- Brief -
Scan the entries below for "value" and copy each line that holds it.

*** Opening of Materials provided ***

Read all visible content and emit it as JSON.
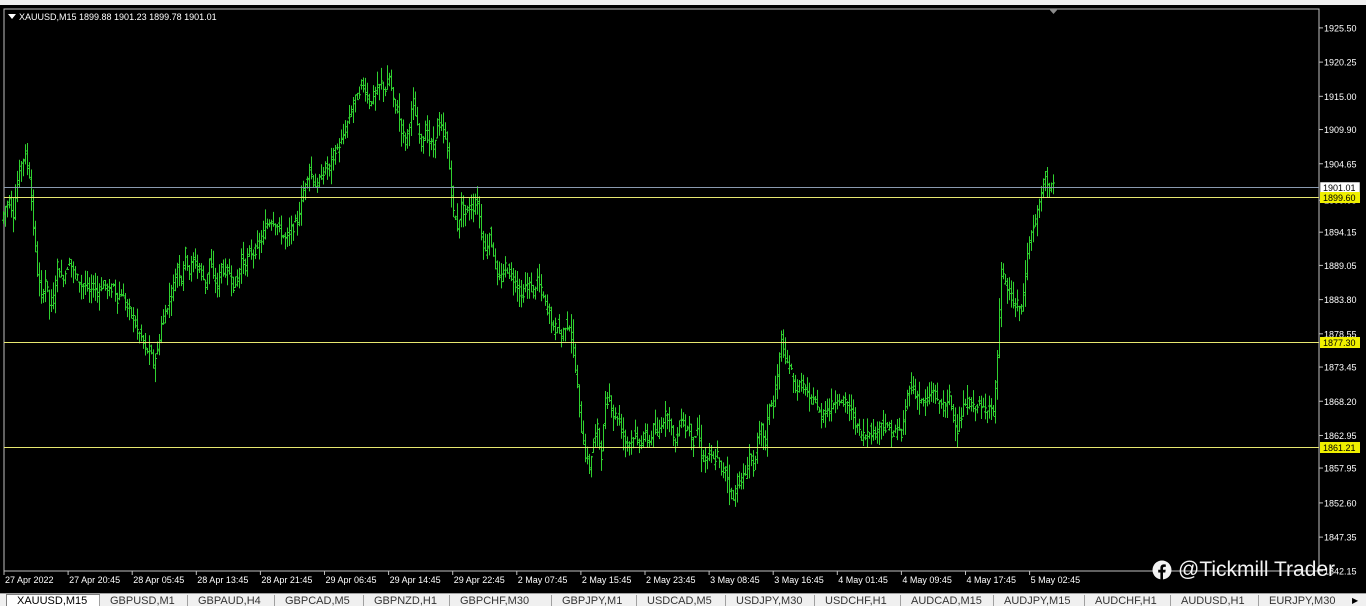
{
  "window": {
    "symbol_label": "XAUUSD,M15  1899.88 1901.23 1899.78 1901.01"
  },
  "chart_data": {
    "type": "bar",
    "symbol": "XAUUSD",
    "timeframe": "M15",
    "ohlc_header": {
      "open": 1899.88,
      "high": 1901.23,
      "low": 1899.78,
      "close": 1901.01
    },
    "ylim": [
      1842.15,
      1928.4
    ],
    "y_ticks": [
      "1925.50",
      "1920.25",
      "1915.00",
      "1909.90",
      "1904.65",
      "1899.05",
      "1894.15",
      "1889.05",
      "1883.80",
      "1878.55",
      "1873.45",
      "1868.20",
      "1862.95",
      "1857.95",
      "1852.60",
      "1847.35",
      "1842.15"
    ],
    "x_ticks": [
      "27 Apr 2022",
      "27 Apr 20:45",
      "28 Apr 05:45",
      "28 Apr 13:45",
      "28 Apr 21:45",
      "29 Apr 06:45",
      "29 Apr 14:45",
      "29 Apr 22:45",
      "2 May 07:45",
      "2 May 15:45",
      "2 May 23:45",
      "3 May 08:45",
      "3 May 16:45",
      "4 May 01:45",
      "4 May 09:45",
      "4 May 17:45",
      "5 May 02:45"
    ],
    "price_levels": [
      {
        "label": "1901.01",
        "value": 1901.01,
        "kind": "bid",
        "color": "#8a9ab0"
      },
      {
        "label": "1899.60",
        "value": 1899.6,
        "kind": "horizontal-line",
        "color": "#e8e870"
      },
      {
        "label": "1877.30",
        "value": 1877.3,
        "kind": "horizontal-line",
        "color": "#e8e870"
      },
      {
        "label": "1861.21",
        "value": 1861.21,
        "kind": "horizontal-line",
        "color": "#e8e870"
      }
    ],
    "series": [
      {
        "color": "#2fd12f",
        "close_path": [
          [
            0,
            1896
          ],
          [
            4,
            1898
          ],
          [
            8,
            1899
          ],
          [
            12,
            1897
          ],
          [
            16,
            1902
          ],
          [
            20,
            1905
          ],
          [
            24,
            1906
          ],
          [
            28,
            1903
          ],
          [
            32,
            1895
          ],
          [
            36,
            1888
          ],
          [
            40,
            1884
          ],
          [
            44,
            1887
          ],
          [
            48,
            1883
          ],
          [
            52,
            1884
          ],
          [
            56,
            1889
          ],
          [
            60,
            1887
          ],
          [
            64,
            1888
          ],
          [
            68,
            1890
          ],
          [
            72,
            1888
          ],
          [
            76,
            1887
          ],
          [
            80,
            1886
          ],
          [
            84,
            1886
          ],
          [
            88,
            1885
          ],
          [
            92,
            1886
          ],
          [
            96,
            1885
          ],
          [
            100,
            1886
          ],
          [
            104,
            1886
          ],
          [
            108,
            1885
          ],
          [
            112,
            1886
          ],
          [
            116,
            1884
          ],
          [
            120,
            1885
          ],
          [
            124,
            1883
          ],
          [
            128,
            1882
          ],
          [
            132,
            1881
          ],
          [
            136,
            1879
          ],
          [
            140,
            1878
          ],
          [
            144,
            1876
          ],
          [
            148,
            1876
          ],
          [
            152,
            1874
          ],
          [
            156,
            1876
          ],
          [
            160,
            1880
          ],
          [
            164,
            1882
          ],
          [
            168,
            1884
          ],
          [
            172,
            1886
          ],
          [
            176,
            1889
          ],
          [
            180,
            1887
          ],
          [
            184,
            1891
          ],
          [
            188,
            1888
          ],
          [
            192,
            1890
          ],
          [
            196,
            1889
          ],
          [
            200,
            1888
          ],
          [
            204,
            1886
          ],
          [
            208,
            1890
          ],
          [
            212,
            1887
          ],
          [
            216,
            1886
          ],
          [
            220,
            1889
          ],
          [
            224,
            1888
          ],
          [
            228,
            1888
          ],
          [
            232,
            1886
          ],
          [
            236,
            1887
          ],
          [
            240,
            1890
          ],
          [
            244,
            1889
          ],
          [
            248,
            1891
          ],
          [
            252,
            1891
          ],
          [
            256,
            1892
          ],
          [
            260,
            1893
          ],
          [
            264,
            1895
          ],
          [
            268,
            1896
          ],
          [
            272,
            1896
          ],
          [
            276,
            1895
          ],
          [
            280,
            1894
          ],
          [
            284,
            1893
          ],
          [
            288,
            1894
          ],
          [
            292,
            1895
          ],
          [
            296,
            1896
          ],
          [
            300,
            1899
          ],
          [
            304,
            1902
          ],
          [
            308,
            1904
          ],
          [
            312,
            1902
          ],
          [
            316,
            1901
          ],
          [
            320,
            1903
          ],
          [
            324,
            1904
          ],
          [
            328,
            1904
          ],
          [
            332,
            1906
          ],
          [
            336,
            1907
          ],
          [
            340,
            1908
          ],
          [
            344,
            1910
          ],
          [
            348,
            1912
          ],
          [
            352,
            1914
          ],
          [
            356,
            1915
          ],
          [
            360,
            1917
          ],
          [
            364,
            1916
          ],
          [
            368,
            1914
          ],
          [
            372,
            1915
          ],
          [
            376,
            1916
          ],
          [
            380,
            1917
          ],
          [
            384,
            1916
          ],
          [
            388,
            1918
          ],
          [
            392,
            1914
          ],
          [
            396,
            1913
          ],
          [
            400,
            1910
          ],
          [
            404,
            1908
          ],
          [
            408,
            1911
          ],
          [
            412,
            1914
          ],
          [
            416,
            1910
          ],
          [
            420,
            1908
          ],
          [
            424,
            1910
          ],
          [
            428,
            1908
          ],
          [
            432,
            1907
          ],
          [
            436,
            1911
          ],
          [
            440,
            1910
          ],
          [
            444,
            1909
          ],
          [
            448,
            1904
          ],
          [
            452,
            1897
          ],
          [
            456,
            1895
          ],
          [
            460,
            1898
          ],
          [
            464,
            1897
          ],
          [
            468,
            1898
          ],
          [
            472,
            1898
          ],
          [
            476,
            1899
          ],
          [
            480,
            1894
          ],
          [
            484,
            1891
          ],
          [
            488,
            1894
          ],
          [
            492,
            1891
          ],
          [
            496,
            1887
          ],
          [
            500,
            1887
          ],
          [
            504,
            1889
          ],
          [
            508,
            1888
          ],
          [
            512,
            1887
          ],
          [
            516,
            1886
          ],
          [
            520,
            1884
          ],
          [
            524,
            1886
          ],
          [
            528,
            1886
          ],
          [
            532,
            1885
          ],
          [
            536,
            1887
          ],
          [
            540,
            1885
          ],
          [
            544,
            1883
          ],
          [
            548,
            1882
          ],
          [
            552,
            1879
          ],
          [
            556,
            1880
          ],
          [
            560,
            1878
          ],
          [
            564,
            1880
          ],
          [
            568,
            1880
          ],
          [
            572,
            1876
          ],
          [
            576,
            1870
          ],
          [
            580,
            1864
          ],
          [
            584,
            1860
          ],
          [
            588,
            1858
          ],
          [
            592,
            1862
          ],
          [
            596,
            1864
          ],
          [
            600,
            1860
          ],
          [
            604,
            1868
          ],
          [
            608,
            1869
          ],
          [
            612,
            1866
          ],
          [
            616,
            1866
          ],
          [
            620,
            1864
          ],
          [
            624,
            1862
          ],
          [
            628,
            1862
          ],
          [
            632,
            1863
          ],
          [
            636,
            1862
          ],
          [
            640,
            1862
          ],
          [
            644,
            1863
          ],
          [
            648,
            1862
          ],
          [
            652,
            1864
          ],
          [
            656,
            1863
          ],
          [
            660,
            1865
          ],
          [
            664,
            1866
          ],
          [
            668,
            1866
          ],
          [
            672,
            1862
          ],
          [
            676,
            1863
          ],
          [
            680,
            1866
          ],
          [
            684,
            1864
          ],
          [
            688,
            1864
          ],
          [
            692,
            1862
          ],
          [
            696,
            1864
          ],
          [
            700,
            1860
          ],
          [
            704,
            1859
          ],
          [
            708,
            1860
          ],
          [
            712,
            1859
          ],
          [
            716,
            1860
          ],
          [
            720,
            1857
          ],
          [
            724,
            1858
          ],
          [
            728,
            1855
          ],
          [
            732,
            1853
          ],
          [
            736,
            1856
          ],
          [
            740,
            1856
          ],
          [
            744,
            1857
          ],
          [
            748,
            1860
          ],
          [
            752,
            1858
          ],
          [
            756,
            1862
          ],
          [
            760,
            1864
          ],
          [
            764,
            1862
          ],
          [
            768,
            1868
          ],
          [
            772,
            1868
          ],
          [
            776,
            1872
          ],
          [
            780,
            1878
          ],
          [
            784,
            1874
          ],
          [
            788,
            1874
          ],
          [
            792,
            1871
          ],
          [
            796,
            1870
          ],
          [
            800,
            1871
          ],
          [
            804,
            1870
          ],
          [
            808,
            1868
          ],
          [
            812,
            1869
          ],
          [
            816,
            1867
          ],
          [
            820,
            1866
          ],
          [
            824,
            1867
          ],
          [
            828,
            1867
          ],
          [
            832,
            1868
          ],
          [
            836,
            1869
          ],
          [
            840,
            1868
          ],
          [
            844,
            1868
          ],
          [
            848,
            1867
          ],
          [
            852,
            1866
          ],
          [
            856,
            1864
          ],
          [
            860,
            1863
          ],
          [
            864,
            1863
          ],
          [
            868,
            1864
          ],
          [
            872,
            1863
          ],
          [
            876,
            1864
          ],
          [
            880,
            1865
          ],
          [
            884,
            1864
          ],
          [
            888,
            1864
          ],
          [
            892,
            1863
          ],
          [
            896,
            1864
          ],
          [
            900,
            1863
          ],
          [
            904,
            1867
          ],
          [
            908,
            1871
          ],
          [
            912,
            1870
          ],
          [
            916,
            1869
          ],
          [
            920,
            1868
          ],
          [
            924,
            1868
          ],
          [
            928,
            1869
          ],
          [
            932,
            1870
          ],
          [
            936,
            1868
          ],
          [
            940,
            1868
          ],
          [
            944,
            1867
          ],
          [
            948,
            1869
          ],
          [
            952,
            1866
          ],
          [
            956,
            1864
          ],
          [
            960,
            1866
          ],
          [
            964,
            1868
          ],
          [
            968,
            1868
          ],
          [
            972,
            1867
          ],
          [
            976,
            1868
          ],
          [
            980,
            1867
          ],
          [
            984,
            1867
          ],
          [
            988,
            1868
          ],
          [
            992,
            1866
          ],
          [
            996,
            1875
          ],
          [
            1000,
            1888
          ],
          [
            1004,
            1886
          ],
          [
            1008,
            1885
          ],
          [
            1012,
            1883
          ],
          [
            1016,
            1883
          ],
          [
            1020,
            1882
          ],
          [
            1024,
            1888
          ],
          [
            1028,
            1893
          ],
          [
            1032,
            1895
          ],
          [
            1036,
            1897
          ],
          [
            1040,
            1900
          ],
          [
            1044,
            1903
          ],
          [
            1048,
            1901
          ],
          [
            1052,
            1901
          ]
        ]
      }
    ]
  },
  "tabs": [
    {
      "label": "XAUUSD,M15",
      "active": true
    },
    {
      "label": "GBPUSD,M1"
    },
    {
      "label": "GBPAUD,H4"
    },
    {
      "label": "GBPCAD,M5"
    },
    {
      "label": "GBPNZD,H1"
    },
    {
      "label": "GBPCHF,M30"
    },
    {
      "label": "GBPJPY,M1"
    },
    {
      "label": "USDCAD,M5"
    },
    {
      "label": "USDJPY,M30"
    },
    {
      "label": "USDCHF,H1"
    },
    {
      "label": "AUDCAD,M15"
    },
    {
      "label": "AUDJPY,M15"
    },
    {
      "label": "AUDCHF,H1"
    },
    {
      "label": "AUDUSD,H1"
    },
    {
      "label": "EURJPY,M30"
    }
  ],
  "watermark": {
    "text": "@Tickmill Trader",
    "icon": "facebook-icon"
  }
}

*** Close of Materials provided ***

- Exercise output -
        "value": 1901.01,
        "value": 1899.6,
        "value": 1877.3,
        "value": 1861.21,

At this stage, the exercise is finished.